Posted: 15 May 2018
We know that retailers are struggling. The pressure of internet shopping, increasing rent prices and decreased consumer confidence following Brexit combine to make it a difficult time to be a retailer. But there is help. We take a look at the imminent royal wedding of Prince Harry and Meghan Markle to demonstrate.
One way that retailers have lost out on potential sales is by missing key trends and events. Of course, stores will plan for Christmas, for Easter, for Halloween and such like, but they have not always been agile enough to react to more adhoc events. By anticipating world or country events, trends, or even unexpected weather changes, retailers can plan by following a simple three-step system to maximise sales opportunities. We use the royal wedding of Prince Harry and Meghan Markle to show us how this can be done.
This is the planning stage. For the fixed events such as Christmas, retailers already have established planning processes in place. In fact, retailers will usually plan for these events six months in advance. To plan for more adhoc events is obviously more difficult, retailers don’t unfortunately have a crystal ball. But it is possible to anticipate likely events and plan in expectation. For example, within minutes of Prince Harry and Meghan Markle’s engagement, the Emma Bridgewater pottery brand announced a £20 commemorative mug had gone in to production.
Whatever the event, during the planning stages time should be taken to ensure consistency of signage throughout the store. Without good quality signage shoppers will pass the products by without realising they have missed anything. Remember, most purchasing for these types of events are impulse purchases. Retailers must seek to inspire shoppers and to encourage them to buy. Does anyone actually need a commemorative plate or tea towel? No. But co-site the two within a dedicated, well signed shop floor area and you’ll find shoppers picking up both items to buy.
The supply chain must be agile. However well retailers anticipate and plan for events, if they cannot get the goods on to the shelves or keep up with consumer demands, the planning will be to waste. Retailers need visibility across their stores, they need to know what is selling. Out-of-stock products is a great frustration to shoppers and is a lost sale to the retailer.
The ‘Meghan effect’ may test even the best supply chains - £20,000 worth of glasses were sold in 24 hours by British eyewear brand Finlay & Co after Meghan was photographed wearing a pair, similarly sales of black Hunter wellies shot up by 18 percent globally due to her choice of footwear.

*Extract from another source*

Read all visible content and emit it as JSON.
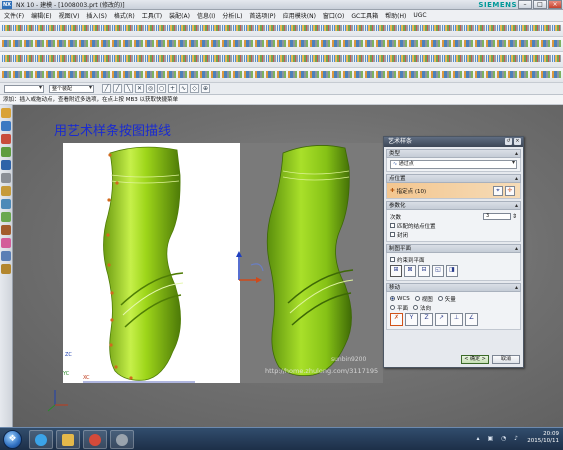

The timing of the royal wedding in amongst the UK bank holidays and, fortuitously, some sunshine, brings perfect conditions for consumer spending. Will UK retailers be ready to react? With the wedding bringing an estimated £561m in retail sales up for grabs, let’s hope so.